The Interpreter

A special project of Institute of Modern Russia

After Crimean Events, Nazarbayev Retreats on Kazakh Language

Staunton, April 9 – After Crimea, and apparently fearful that Vladimir Putin might target northern Kazakhstan as its next “Crimea,” Kazakhstan President Nursultan Nazarbayev has slowed down if not entirely stopped his efforts to require all officials in that country to speak the national language.

Until very recently, Igor Rotar says in a Rosbalt.ru commentary, “Kazakhstan had pursued the most aggressive policy” of having Kazakh displace Russian as the language of government and had refused to give Russian official status even though a significant portion of the country’s population speaks it.

But now in the wake of Crimea, Nazarbayev has said that “it is clearly written in the Constitution that discrimination against anyone for religious, nationality or linguistic reasons is prohibited,” a shift that many see as pointing Kazakhstan in an entirely different direction that will be less problematic for local Russians and for Moscow.

According to Rotar, “many political experts continue to consider that Northern Kazakhstan is one of the more probable regions for a repetition of the ‘Crimean scenario,” and he cites US expert Martha Brill Olcott’s view that that region is “the most probable ‘target for Putin’” but only after Nazarbayev himself leaves the scene.

“The imposition of the language of the titular nation is not the only manifestation of the unique nationality policy of Astana,” Rotar continues, citing Adzhar Kurtov of the influential Russian Institute for Strategic Studies who says that “beyond any doubt,” Kazakhstan is “an ethnocracy” which is pushing out ethnic Russians and attracting ethnic Kazakhs from abroad.

Moreover, Kurtov says, local Russians are either being subjected to “’Kazakhization,” with those who have “even a drop of Kazakh blood” being identified as “representatives of the titular nationality.” As a result, there are now many people in that country “with a purely Slavic visage who ‘by passport’ are Kazakhs.”

Astana also has promoted the resettlement of Kazakhs into the northern portion of the country which until recently had been predominantly ethnic Russian and has renamed “almost 60 percent” of all locations, shifting from Russian names to Kazakh ones and even talking about re-labelling the country Kazakh Eli rather than Kazakhstan.

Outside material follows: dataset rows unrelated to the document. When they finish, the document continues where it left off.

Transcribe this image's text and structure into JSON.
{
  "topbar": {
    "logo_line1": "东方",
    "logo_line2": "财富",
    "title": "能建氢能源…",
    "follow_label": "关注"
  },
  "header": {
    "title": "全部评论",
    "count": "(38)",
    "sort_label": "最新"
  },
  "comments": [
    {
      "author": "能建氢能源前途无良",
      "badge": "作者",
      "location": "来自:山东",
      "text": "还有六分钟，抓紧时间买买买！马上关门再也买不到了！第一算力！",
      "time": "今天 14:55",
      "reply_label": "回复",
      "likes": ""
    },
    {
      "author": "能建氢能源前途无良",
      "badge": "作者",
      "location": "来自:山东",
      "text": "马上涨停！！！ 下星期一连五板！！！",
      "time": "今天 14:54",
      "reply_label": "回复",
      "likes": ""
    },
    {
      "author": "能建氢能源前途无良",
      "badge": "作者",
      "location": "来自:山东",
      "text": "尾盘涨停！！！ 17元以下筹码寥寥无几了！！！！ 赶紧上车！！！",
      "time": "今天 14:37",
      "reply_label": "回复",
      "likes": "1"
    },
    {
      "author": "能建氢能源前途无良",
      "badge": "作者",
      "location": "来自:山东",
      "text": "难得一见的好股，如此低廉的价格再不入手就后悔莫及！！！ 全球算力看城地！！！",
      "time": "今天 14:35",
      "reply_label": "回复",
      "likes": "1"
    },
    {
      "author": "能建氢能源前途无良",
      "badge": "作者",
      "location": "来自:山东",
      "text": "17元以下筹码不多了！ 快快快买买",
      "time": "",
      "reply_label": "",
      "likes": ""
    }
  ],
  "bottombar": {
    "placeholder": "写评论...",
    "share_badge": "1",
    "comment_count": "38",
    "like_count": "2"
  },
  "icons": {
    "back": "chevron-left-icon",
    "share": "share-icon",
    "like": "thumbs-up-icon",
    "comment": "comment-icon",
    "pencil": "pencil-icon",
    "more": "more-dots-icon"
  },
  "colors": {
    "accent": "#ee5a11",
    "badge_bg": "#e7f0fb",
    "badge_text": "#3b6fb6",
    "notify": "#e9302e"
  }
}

But all these programs may now be on hold or even reversed, the Rosbalt.ru commentator suggests, as Nazarbayev and his country try to adopt positions that will make it less likely that Putin will turn on them, an indication of the way in which the Kremlin leader’s act of intimidation is affecting some but not all the peoples of the region.